- **Your instructions**
All of the data is to be printed exactly, though the images must be left off.
┄┄┄┄┄┄┄┄┄┄
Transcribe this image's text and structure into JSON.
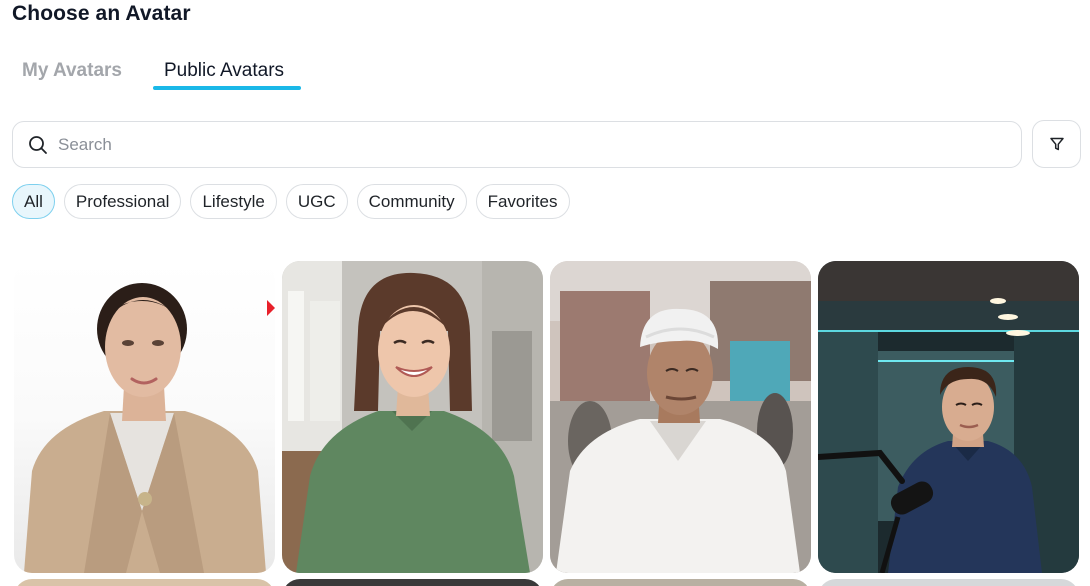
{
  "page": {
    "title": "Choose an Avatar"
  },
  "tabs": [
    {
      "label": "My Avatars",
      "active": false
    },
    {
      "label": "Public Avatars",
      "active": true
    }
  ],
  "search": {
    "placeholder": "Search",
    "value": ""
  },
  "filter": {
    "icon": "filter-icon"
  },
  "chips": [
    {
      "label": "All",
      "selected": true
    },
    {
      "label": "Professional",
      "selected": false
    },
    {
      "label": "Lifestyle",
      "selected": false
    },
    {
      "label": "UGC",
      "selected": false
    },
    {
      "label": "Community",
      "selected": false
    },
    {
      "label": "Favorites",
      "selected": false
    }
  ],
  "avatars": [
    {
      "description": "woman in beige blazer on white background"
    },
    {
      "description": "smiling woman in green top in kitchen"
    },
    {
      "description": "man in white turban and shirt outdoors"
    },
    {
      "description": "man in blue shirt in podcast studio with microphone"
    }
  ],
  "colors": {
    "accent": "#1ab8e8",
    "chip_selected_bg": "#e8f6fc"
  }
}
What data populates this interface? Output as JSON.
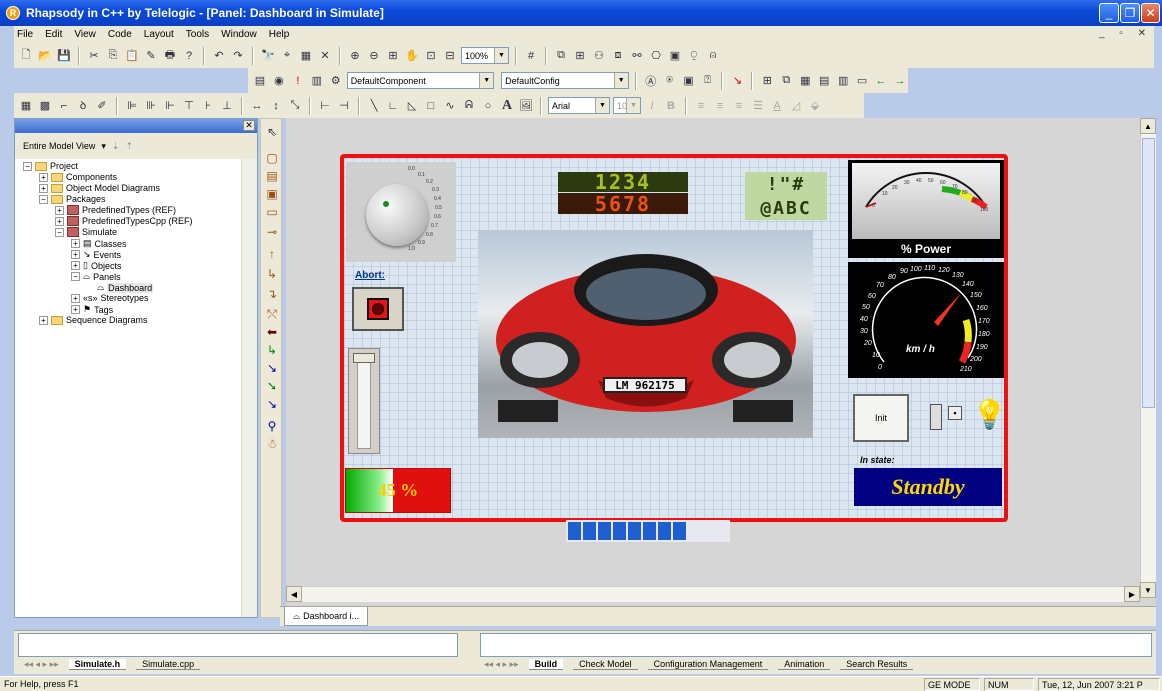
{
  "window": {
    "title": "Rhapsody in C++ by Telelogic - [Panel: Dashboard in Simulate]"
  },
  "menu": [
    "File",
    "Edit",
    "View",
    "Code",
    "Layout",
    "Tools",
    "Window",
    "Help"
  ],
  "toolbar": {
    "zoom": "100%",
    "component": "DefaultComponent",
    "config": "DefaultConfig",
    "font": "Arial",
    "font_size": "10"
  },
  "browser": {
    "view": "Entire Model View",
    "tree": [
      "Project",
      "Components",
      "Object Model Diagrams",
      "Packages",
      "PredefinedTypes (REF)",
      "PredefinedTypesCpp (REF)",
      "Simulate",
      "Classes",
      "Events",
      "Objects",
      "Panels",
      "Dashboard",
      "Stereotypes",
      "Tags",
      "Sequence Diagrams"
    ]
  },
  "panel": {
    "abort_label": "Abort:",
    "seg_top": "1234",
    "seg_bottom": "5678",
    "dot_top": "!\"#",
    "dot_bottom": "@ABC",
    "power_label": "% Power",
    "speed_unit": "km / h",
    "speed_ticks": [
      "0",
      "10",
      "20",
      "30",
      "40",
      "50",
      "60",
      "70",
      "80",
      "90",
      "100",
      "110",
      "120",
      "130",
      "140",
      "150",
      "160",
      "170",
      "180",
      "190",
      "200",
      "210"
    ],
    "power_ticks": [
      "0",
      "10",
      "20",
      "30",
      "40",
      "50",
      "60",
      "70",
      "80",
      "90",
      "100"
    ],
    "knob_ticks": [
      "0.0",
      "0.1",
      "0.2",
      "0.3",
      "0.4",
      "0.5",
      "0.6",
      "0.7",
      "0.8",
      "0.9",
      "1.0"
    ],
    "license_plate": "LM 962175",
    "progress_text": "45 %",
    "progress_value": 0.45,
    "init_label": "Init",
    "in_state_label": "In state:",
    "state_value": "Standby",
    "blocks_filled": 8
  },
  "doc_tab": "Dashboard i...",
  "output": {
    "left_tabs": [
      "Simulate.h",
      "Simulate.cpp"
    ],
    "right_tabs": [
      "Build",
      "Check Model",
      "Configuration Management",
      "Animation",
      "Search Results"
    ]
  },
  "status": {
    "help": "For Help, press F1",
    "mode": "GE MODE",
    "num": "NUM",
    "datetime": "Tue, 12, Jun 2007  3:21 P"
  },
  "colors": {
    "frame": "#ee1111",
    "state_bg": "#000080",
    "state_fg": "#ffd700",
    "progress_fill": "#00aa00",
    "block": "#1e5fd0"
  }
}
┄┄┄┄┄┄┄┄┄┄
- **Answer for this exercise**
Transcribe this image's text and structure into JSON.
{
  "page": {
    "title": "Choose an Avatar"
  },
  "tabs": [
    {
      "label": "My Avatars",
      "active": false
    },
    {
      "label": "Public Avatars",
      "active": true
    }
  ],
  "search": {
    "placeholder": "Search",
    "value": ""
  },
  "filter": {
    "icon": "filter-icon"
  },
  "chips": [
    {
      "label": "All",
      "selected": true
    },
    {
      "label": "Professional",
      "selected": false
    },
    {
      "label": "Lifestyle",
      "selected": false
    },
    {
      "label": "UGC",
      "selected": false
    },
    {
      "label": "Community",
      "selected": false
    },
    {
      "label": "Favorites",
      "selected": false
    }
  ],
  "avatars": [
    {
      "description": "woman in beige blazer on white background"
    },
    {
      "description": "smiling woman in green top in kitchen"
    },
    {
      "description": "man in white turban and shirt outdoors"
    },
    {
      "description": "man in blue shirt in podcast studio with microphone"
    }
  ],
  "colors": {
    "accent": "#1ab8e8",
    "chip_selected_bg": "#e8f6fc"
  }
}
What data populates this interface? Output as JSON.
{
  "window": {
    "title": "Rhapsody in C++ by Telelogic - [Panel: Dashboard in Simulate]"
  },
  "menu": [
    "File",
    "Edit",
    "View",
    "Code",
    "Layout",
    "Tools",
    "Window",
    "Help"
  ],
  "toolbar": {
    "zoom": "100%",
    "component": "DefaultComponent",
    "config": "DefaultConfig",
    "font": "Arial",
    "font_size": "10"
  },
  "browser": {
    "view": "Entire Model View",
    "tree": [
      "Project",
      "Components",
      "Object Model Diagrams",
      "Packages",
      "PredefinedTypes (REF)",
      "PredefinedTypesCpp (REF)",
      "Simulate",
      "Classes",
      "Events",
      "Objects",
      "Panels",
      "Dashboard",
      "Stereotypes",
      "Tags",
      "Sequence Diagrams"
    ]
  },
  "panel": {
    "abort_label": "Abort:",
    "seg_top": "1234",
    "seg_bottom": "5678",
    "dot_top": "!\"#",
    "dot_bottom": "@ABC",
    "power_label": "% Power",
    "speed_unit": "km / h",
    "speed_ticks": [
      "0",
      "10",
      "20",
      "30",
      "40",
      "50",
      "60",
      "70",
      "80",
      "90",
      "100",
      "110",
      "120",
      "130",
      "140",
      "150",
      "160",
      "170",
      "180",
      "190",
      "200",
      "210"
    ],
    "power_ticks": [
      "0",
      "10",
      "20",
      "30",
      "40",
      "50",
      "60",
      "70",
      "80",
      "90",
      "100"
    ],
    "knob_ticks": [
      "0.0",
      "0.1",
      "0.2",
      "0.3",
      "0.4",
      "0.5",
      "0.6",
      "0.7",
      "0.8",
      "0.9",
      "1.0"
    ],
    "license_plate": "LM 962175",
    "progress_text": "45 %",
    "progress_value": 0.45,
    "init_label": "Init",
    "in_state_label": "In state:",
    "state_value": "Standby",
    "blocks_filled": 8
  },
  "doc_tab": "Dashboard i...",
  "output": {
    "left_tabs": [
      "Simulate.h",
      "Simulate.cpp"
    ],
    "right_tabs": [
      "Build",
      "Check Model",
      "Configuration Management",
      "Animation",
      "Search Results"
    ]
  },
  "status": {
    "help": "For Help, press F1",
    "mode": "GE MODE",
    "num": "NUM",
    "datetime": "Tue, 12, Jun 2007  3:21 P"
  },
  "colors": {
    "frame": "#ee1111",
    "state_bg": "#000080",
    "state_fg": "#ffd700",
    "progress_fill": "#00aa00",
    "block": "#1e5fd0"
  }
}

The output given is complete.